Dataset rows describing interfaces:
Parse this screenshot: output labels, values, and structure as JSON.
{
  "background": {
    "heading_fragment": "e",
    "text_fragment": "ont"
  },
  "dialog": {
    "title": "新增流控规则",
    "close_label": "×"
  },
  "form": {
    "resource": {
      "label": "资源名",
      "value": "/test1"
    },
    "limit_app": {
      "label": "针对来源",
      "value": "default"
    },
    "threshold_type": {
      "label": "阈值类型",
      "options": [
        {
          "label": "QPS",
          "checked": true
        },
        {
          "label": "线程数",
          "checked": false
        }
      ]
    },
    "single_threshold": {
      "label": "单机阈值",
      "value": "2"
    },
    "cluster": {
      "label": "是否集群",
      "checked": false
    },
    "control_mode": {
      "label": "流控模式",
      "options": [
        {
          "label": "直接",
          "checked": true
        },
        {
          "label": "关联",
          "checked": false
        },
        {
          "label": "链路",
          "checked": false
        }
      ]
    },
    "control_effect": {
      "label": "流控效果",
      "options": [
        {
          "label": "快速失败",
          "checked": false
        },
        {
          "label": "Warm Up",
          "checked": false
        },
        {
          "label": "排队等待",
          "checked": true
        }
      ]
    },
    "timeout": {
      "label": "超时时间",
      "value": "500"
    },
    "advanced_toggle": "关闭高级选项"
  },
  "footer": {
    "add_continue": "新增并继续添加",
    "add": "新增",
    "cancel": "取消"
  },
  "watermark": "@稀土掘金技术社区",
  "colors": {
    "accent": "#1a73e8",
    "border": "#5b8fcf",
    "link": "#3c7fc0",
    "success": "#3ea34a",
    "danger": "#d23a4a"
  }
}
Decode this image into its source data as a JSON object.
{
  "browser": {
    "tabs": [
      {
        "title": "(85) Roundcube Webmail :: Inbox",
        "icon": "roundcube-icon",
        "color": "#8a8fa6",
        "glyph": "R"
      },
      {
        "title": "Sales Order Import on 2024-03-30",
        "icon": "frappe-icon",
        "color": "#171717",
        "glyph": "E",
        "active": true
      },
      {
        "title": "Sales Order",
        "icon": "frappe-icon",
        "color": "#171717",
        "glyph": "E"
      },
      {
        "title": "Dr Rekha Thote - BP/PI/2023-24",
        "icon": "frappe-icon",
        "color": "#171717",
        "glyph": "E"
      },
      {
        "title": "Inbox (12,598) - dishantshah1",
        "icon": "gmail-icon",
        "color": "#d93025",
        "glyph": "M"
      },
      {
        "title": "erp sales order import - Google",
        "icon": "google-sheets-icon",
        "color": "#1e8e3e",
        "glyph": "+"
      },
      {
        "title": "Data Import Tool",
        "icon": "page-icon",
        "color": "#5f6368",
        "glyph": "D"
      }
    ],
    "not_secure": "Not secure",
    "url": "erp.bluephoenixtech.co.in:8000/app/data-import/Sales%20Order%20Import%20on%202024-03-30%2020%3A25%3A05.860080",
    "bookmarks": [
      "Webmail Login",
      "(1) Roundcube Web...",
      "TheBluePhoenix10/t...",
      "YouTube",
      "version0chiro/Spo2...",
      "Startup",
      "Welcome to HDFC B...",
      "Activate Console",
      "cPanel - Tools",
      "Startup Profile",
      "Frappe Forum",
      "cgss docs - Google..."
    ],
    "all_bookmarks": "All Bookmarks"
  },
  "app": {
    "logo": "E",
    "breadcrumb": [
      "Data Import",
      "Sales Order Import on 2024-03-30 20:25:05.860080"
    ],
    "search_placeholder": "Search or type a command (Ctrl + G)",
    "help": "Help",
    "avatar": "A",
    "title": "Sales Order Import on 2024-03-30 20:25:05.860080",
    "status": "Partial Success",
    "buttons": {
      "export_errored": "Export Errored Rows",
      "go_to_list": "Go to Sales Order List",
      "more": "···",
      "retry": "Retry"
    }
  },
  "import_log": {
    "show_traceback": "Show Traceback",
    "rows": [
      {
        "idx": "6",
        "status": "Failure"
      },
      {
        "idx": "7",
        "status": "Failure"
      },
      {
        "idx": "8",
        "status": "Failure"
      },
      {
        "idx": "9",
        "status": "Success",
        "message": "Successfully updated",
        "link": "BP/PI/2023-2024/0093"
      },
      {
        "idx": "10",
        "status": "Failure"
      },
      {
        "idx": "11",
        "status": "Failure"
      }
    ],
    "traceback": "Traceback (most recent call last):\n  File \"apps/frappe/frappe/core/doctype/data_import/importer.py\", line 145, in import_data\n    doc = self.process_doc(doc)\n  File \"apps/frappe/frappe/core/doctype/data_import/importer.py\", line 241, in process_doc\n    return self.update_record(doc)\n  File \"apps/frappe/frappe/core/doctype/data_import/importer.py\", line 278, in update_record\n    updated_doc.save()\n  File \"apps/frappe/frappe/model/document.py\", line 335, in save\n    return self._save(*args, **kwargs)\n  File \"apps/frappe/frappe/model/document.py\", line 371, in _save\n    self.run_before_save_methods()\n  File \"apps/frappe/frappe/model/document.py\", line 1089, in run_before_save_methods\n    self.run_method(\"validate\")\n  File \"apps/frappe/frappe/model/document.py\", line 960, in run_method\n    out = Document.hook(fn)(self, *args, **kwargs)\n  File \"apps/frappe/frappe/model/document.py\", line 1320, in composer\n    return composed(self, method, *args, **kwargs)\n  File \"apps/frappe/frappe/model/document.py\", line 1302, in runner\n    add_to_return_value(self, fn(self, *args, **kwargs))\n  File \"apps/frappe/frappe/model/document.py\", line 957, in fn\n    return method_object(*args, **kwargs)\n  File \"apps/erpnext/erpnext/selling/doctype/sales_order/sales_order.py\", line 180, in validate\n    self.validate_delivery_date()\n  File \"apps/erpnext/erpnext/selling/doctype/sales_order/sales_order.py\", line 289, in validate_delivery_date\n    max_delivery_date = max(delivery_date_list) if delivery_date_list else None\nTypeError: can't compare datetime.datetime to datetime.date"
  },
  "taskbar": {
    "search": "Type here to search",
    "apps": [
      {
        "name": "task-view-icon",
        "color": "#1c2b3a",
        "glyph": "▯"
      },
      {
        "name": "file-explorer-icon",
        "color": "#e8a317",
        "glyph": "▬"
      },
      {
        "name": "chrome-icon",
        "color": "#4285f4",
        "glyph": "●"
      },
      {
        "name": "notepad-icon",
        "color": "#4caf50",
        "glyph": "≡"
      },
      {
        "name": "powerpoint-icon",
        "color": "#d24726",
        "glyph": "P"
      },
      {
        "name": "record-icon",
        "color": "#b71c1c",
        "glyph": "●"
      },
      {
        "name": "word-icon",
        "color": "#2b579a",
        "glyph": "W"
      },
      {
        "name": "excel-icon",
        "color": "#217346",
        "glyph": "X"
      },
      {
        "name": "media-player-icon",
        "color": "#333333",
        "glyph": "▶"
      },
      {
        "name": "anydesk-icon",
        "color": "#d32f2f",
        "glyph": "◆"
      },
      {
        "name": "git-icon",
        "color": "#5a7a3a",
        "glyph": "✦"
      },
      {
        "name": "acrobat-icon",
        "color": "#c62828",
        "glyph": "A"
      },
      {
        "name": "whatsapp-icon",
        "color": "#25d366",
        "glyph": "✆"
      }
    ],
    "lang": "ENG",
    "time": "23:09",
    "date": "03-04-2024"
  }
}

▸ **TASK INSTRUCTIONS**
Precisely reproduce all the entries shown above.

▸ **YOUR RESPONSE**
Parse this screenshot: output labels, values, and structure as JSON.
{
  "background": {
    "heading_fragment": "e",
    "text_fragment": "ont"
  },
  "dialog": {
    "title": "新增流控规则",
    "close_label": "×"
  },
  "form": {
    "resource": {
      "label": "资源名",
      "value": "/test1"
    },
    "limit_app": {
      "label": "针对来源",
      "value": "default"
    },
    "threshold_type": {
      "label": "阈值类型",
      "options": [
        {
          "label": "QPS",
          "checked": true
        },
        {
          "label": "线程数",
          "checked": false
        }
      ]
    },
    "single_threshold": {
      "label": "单机阈值",
      "value": "2"
    },
    "cluster": {
      "label": "是否集群",
      "checked": false
    },
    "control_mode": {
      "label": "流控模式",
      "options": [
        {
          "label": "直接",
          "checked": true
        },
        {
          "label": "关联",
          "checked": false
        },
        {
          "label": "链路",
          "checked": false
        }
      ]
    },
    "control_effect": {
      "label": "流控效果",
      "options": [
        {
          "label": "快速失败",
          "checked": false
        },
        {
          "label": "Warm Up",
          "checked": false
        },
        {
          "label": "排队等待",
          "checked": true
        }
      ]
    },
    "timeout": {
      "label": "超时时间",
      "value": "500"
    },
    "advanced_toggle": "关闭高级选项"
  },
  "footer": {
    "add_continue": "新增并继续添加",
    "add": "新增",
    "cancel": "取消"
  },
  "watermark": "@稀土掘金技术社区",
  "colors": {
    "accent": "#1a73e8",
    "border": "#5b8fcf",
    "link": "#3c7fc0",
    "success": "#3ea34a",
    "danger": "#d23a4a"
  }
}
Decode this image into its source data as a JSON object.
{
  "browser": {
    "tabs": [
      {
        "title": "(85) Roundcube Webmail :: Inbox",
        "icon": "roundcube-icon",
        "color": "#8a8fa6",
        "glyph": "R"
      },
      {
        "title": "Sales Order Import on 2024-03-30",
        "icon": "frappe-icon",
        "color": "#171717",
        "glyph": "E",
        "active": true
      },
      {
        "title": "Sales Order",
        "icon": "frappe-icon",
        "color": "#171717",
        "glyph": "E"
      },
      {
        "title": "Dr Rekha Thote - BP/PI/2023-24",
        "icon": "frappe-icon",
        "color": "#171717",
        "glyph": "E"
      },
      {
        "title": "Inbox (12,598) - dishantshah1",
        "icon": "gmail-icon",
        "color": "#d93025",
        "glyph": "M"
      },
      {
        "title": "erp sales order import - Google",
        "icon": "google-sheets-icon",
        "color": "#1e8e3e",
        "glyph": "+"
      },
      {
        "title": "Data Import Tool",
        "icon": "page-icon",
        "color": "#5f6368",
        "glyph": "D"
      }
    ],
    "not_secure": "Not secure",
    "url": "erp.bluephoenixtech.co.in:8000/app/data-import/Sales%20Order%20Import%20on%202024-03-30%2020%3A25%3A05.860080",
    "bookmarks": [
      "Webmail Login",
      "(1) Roundcube Web...",
      "TheBluePhoenix10/t...",
      "YouTube",
      "version0chiro/Spo2...",
      "Startup",
      "Welcome to HDFC B...",
      "Activate Console",
      "cPanel - Tools",
      "Startup Profile",
      "Frappe Forum",
      "cgss docs - Google..."
    ],
    "all_bookmarks": "All Bookmarks"
  },
  "app": {
    "logo": "E",
    "breadcrumb": [
      "Data Import",
      "Sales Order Import on 2024-03-30 20:25:05.860080"
    ],
    "search_placeholder": "Search or type a command (Ctrl + G)",
    "help": "Help",
    "avatar": "A",
    "title": "Sales Order Import on 2024-03-30 20:25:05.860080",
    "status": "Partial Success",
    "buttons": {
      "export_errored": "Export Errored Rows",
      "go_to_list": "Go to Sales Order List",
      "more": "···",
      "retry": "Retry"
    }
  },
  "import_log": {
    "show_traceback": "Show Traceback",
    "rows": [
      {
        "idx": "6",
        "status": "Failure"
      },
      {
        "idx": "7",
        "status": "Failure"
      },
      {
        "idx": "8",
        "status": "Failure"
      },
      {
        "idx": "9",
        "status": "Success",
        "message": "Successfully updated",
        "link": "BP/PI/2023-2024/0093"
      },
      {
        "idx": "10",
        "status": "Failure"
      },
      {
        "idx": "11",
        "status": "Failure"
      }
    ],
    "traceback": "Traceback (most recent call last):\n  File \"apps/frappe/frappe/core/doctype/data_import/importer.py\", line 145, in import_data\n    doc = self.process_doc(doc)\n  File \"apps/frappe/frappe/core/doctype/data_import/importer.py\", line 241, in process_doc\n    return self.update_record(doc)\n  File \"apps/frappe/frappe/core/doctype/data_import/importer.py\", line 278, in update_record\n    updated_doc.save()\n  File \"apps/frappe/frappe/model/document.py\", line 335, in save\n    return self._save(*args, **kwargs)\n  File \"apps/frappe/frappe/model/document.py\", line 371, in _save\n    self.run_before_save_methods()\n  File \"apps/frappe/frappe/model/document.py\", line 1089, in run_before_save_methods\n    self.run_method(\"validate\")\n  File \"apps/frappe/frappe/model/document.py\", line 960, in run_method\n    out = Document.hook(fn)(self, *args, **kwargs)\n  File \"apps/frappe/frappe/model/document.py\", line 1320, in composer\n    return composed(self, method, *args, **kwargs)\n  File \"apps/frappe/frappe/model/document.py\", line 1302, in runner\n    add_to_return_value(self, fn(self, *args, **kwargs))\n  File \"apps/frappe/frappe/model/document.py\", line 957, in fn\n    return method_object(*args, **kwargs)\n  File \"apps/erpnext/erpnext/selling/doctype/sales_order/sales_order.py\", line 180, in validate\n    self.validate_delivery_date()\n  File \"apps/erpnext/erpnext/selling/doctype/sales_order/sales_order.py\", line 289, in validate_delivery_date\n    max_delivery_date = max(delivery_date_list) if delivery_date_list else None\nTypeError: can't compare datetime.datetime to datetime.date"
  },
  "taskbar": {
    "search": "Type here to search",
    "apps": [
      {
        "name": "task-view-icon",
        "color": "#1c2b3a",
        "glyph": "▯"
      },
      {
        "name": "file-explorer-icon",
        "color": "#e8a317",
        "glyph": "▬"
      },
      {
        "name": "chrome-icon",
        "color": "#4285f4",
        "glyph": "●"
      },
      {
        "name": "notepad-icon",
        "color": "#4caf50",
        "glyph": "≡"
      },
      {
        "name": "powerpoint-icon",
        "color": "#d24726",
        "glyph": "P"
      },
      {
        "name": "record-icon",
        "color": "#b71c1c",
        "glyph": "●"
      },
      {
        "name": "word-icon",
        "color": "#2b579a",
        "glyph": "W"
      },
      {
        "name": "excel-icon",
        "color": "#217346",
        "glyph": "X"
      },
      {
        "name": "media-player-icon",
        "color": "#333333",
        "glyph": "▶"
      },
      {
        "name": "anydesk-icon",
        "color": "#d32f2f",
        "glyph": "◆"
      },
      {
        "name": "git-icon",
        "color": "#5a7a3a",
        "glyph": "✦"
      },
      {
        "name": "acrobat-icon",
        "color": "#c62828",
        "glyph": "A"
      },
      {
        "name": "whatsapp-icon",
        "color": "#25d366",
        "glyph": "✆"
      }
    ],
    "lang": "ENG",
    "time": "23:09",
    "date": "03-04-2024"
  }
}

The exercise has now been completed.